I hope all I’ve said in this lengthy response will help you consider your final question. I’ll pray for you to think clearly, trust and submit to God completely, and decide freely without guilt.

Thank you for taking the time to read this. I love reading your blog.

Thank you. That means so much. Grace to you, Lon

——————-

If this conversation intrigues you, please join in (respectful comments only, please), and share with someone you love and are concerned about.

Thank you!

Treating Prayer Like Magic

I recently received an email requesting prayer for a woman with cancer. So I paused, turned my attention to God, and prayed to Him on her behalf. I prayed God would heal her, but if not, that He would comfort her family and glorify His name through this person’s experience.

But something in the email troubled me, sparking a desire to write to you today. It specifically requested that I join with all the other recipients to pray in unison on a specific day, at a specific time. The implicit reason for this seemed to be that the writer believed that if more people prayed at the same time, then our prayers would be more likely to be answered in the manner desired, in this case, complete healing of the woman’s cancer.

 THE COORDINATED PRAYER ATTACK

This troubled me because it treats prayer like magic and, worse still, treats God as if He is indifferent, or even antagonistic, to our individual needs and sorrows. It’s as if we have to gang up on Him to get His attention. Call it the “coordinated prayer-attack” on God. If more people pray – better yet, if they pray at the same time, and pray more passionately, with more sincerity, with more energy, for longer, while fasting, with tears – then, God is more likely to hear and answer.

This, reader, is a magical, pagan view of God and prayer. But, I’ve been guilty of it. And if you’re as average as me, you probably have, too. It’s so easy to begin thinking false thoughts about God, treating Him like a magical force when something we want, or fear, badly enough seems to be hanging in the balance.

Dear God, I want this job. I want this person to love me. I want this opportunity. I want my kids to be healthy. I want ______.

Dear God, I don’t want cancer. I really don’t want to lose my job. I really don’t want to lose my wife, or my kids, or my house, or my legs, or my safety, or my ______.

❯ GOD AS MY SAILBOAT

Have you ever seen a little kid with a toy sailboat? What’s he doing? He’s blowing as hard as he can at that sail to move the boat the way he wants it to go. Sometimes, I treat God as if He is that sailboat – powerful, but unmoved by my plight unless I blow the winds of prayer really, really hard in the direction I want Him to move. What if Jesus prayed that way in the garden? “Father, I really, really, really don’t want to go to the cross. Aren’t you there? Aren’t you listening? Don’t you care?”

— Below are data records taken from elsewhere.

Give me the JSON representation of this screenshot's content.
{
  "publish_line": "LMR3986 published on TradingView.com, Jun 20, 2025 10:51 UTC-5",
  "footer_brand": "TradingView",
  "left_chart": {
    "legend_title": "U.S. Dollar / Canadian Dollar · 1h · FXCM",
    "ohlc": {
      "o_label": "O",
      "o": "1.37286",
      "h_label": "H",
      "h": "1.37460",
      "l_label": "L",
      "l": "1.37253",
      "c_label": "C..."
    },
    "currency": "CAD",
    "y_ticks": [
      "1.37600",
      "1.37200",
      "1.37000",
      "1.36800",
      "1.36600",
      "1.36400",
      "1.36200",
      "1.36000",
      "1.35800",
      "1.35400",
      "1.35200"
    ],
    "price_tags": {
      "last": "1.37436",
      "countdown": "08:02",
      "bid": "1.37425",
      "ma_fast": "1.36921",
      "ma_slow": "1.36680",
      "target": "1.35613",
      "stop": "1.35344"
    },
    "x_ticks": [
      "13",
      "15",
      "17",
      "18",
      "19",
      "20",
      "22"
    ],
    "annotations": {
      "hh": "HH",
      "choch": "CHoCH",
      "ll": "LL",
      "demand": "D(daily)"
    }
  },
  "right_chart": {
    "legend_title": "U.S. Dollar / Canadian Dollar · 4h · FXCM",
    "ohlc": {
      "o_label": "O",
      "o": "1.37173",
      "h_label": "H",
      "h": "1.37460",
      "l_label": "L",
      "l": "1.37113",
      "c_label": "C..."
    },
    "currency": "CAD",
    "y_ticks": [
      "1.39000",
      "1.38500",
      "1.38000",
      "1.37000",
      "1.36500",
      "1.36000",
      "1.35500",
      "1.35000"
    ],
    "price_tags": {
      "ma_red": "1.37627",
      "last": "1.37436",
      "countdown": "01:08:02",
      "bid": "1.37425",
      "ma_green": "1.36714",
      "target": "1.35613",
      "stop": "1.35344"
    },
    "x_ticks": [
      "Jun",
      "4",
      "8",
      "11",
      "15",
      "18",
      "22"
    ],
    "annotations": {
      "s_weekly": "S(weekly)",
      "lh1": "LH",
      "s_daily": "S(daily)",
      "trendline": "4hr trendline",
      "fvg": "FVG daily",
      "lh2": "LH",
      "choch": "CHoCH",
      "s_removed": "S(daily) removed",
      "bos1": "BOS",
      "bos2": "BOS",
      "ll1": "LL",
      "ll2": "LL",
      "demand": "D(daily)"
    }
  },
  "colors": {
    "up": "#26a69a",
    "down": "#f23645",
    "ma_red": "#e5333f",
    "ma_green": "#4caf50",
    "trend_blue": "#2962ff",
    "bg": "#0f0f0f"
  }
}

But maybe, just maybe, God is there. Maybe He is listening and He does care. Maybe God is active, not passive like a toy sailboat. Maybe He has us in the palm of His hands bringing all sorts of pleasant and unpleasant things into our lives for an eternally good and loving, though temporarily painful, purpose. If that’s the case, then perhaps the best way to pray is as Jesus did, “Thy will be done.”

So then, prayer is not our attack on God; it’s our surrender to Him.

Crazy talk. I know. But, just maybe…

Have you ever treated prayer like it was magic?


Thank you for spending the last few minutes with Average Us. If this post helped you, please share it with your friends. Thanks very much!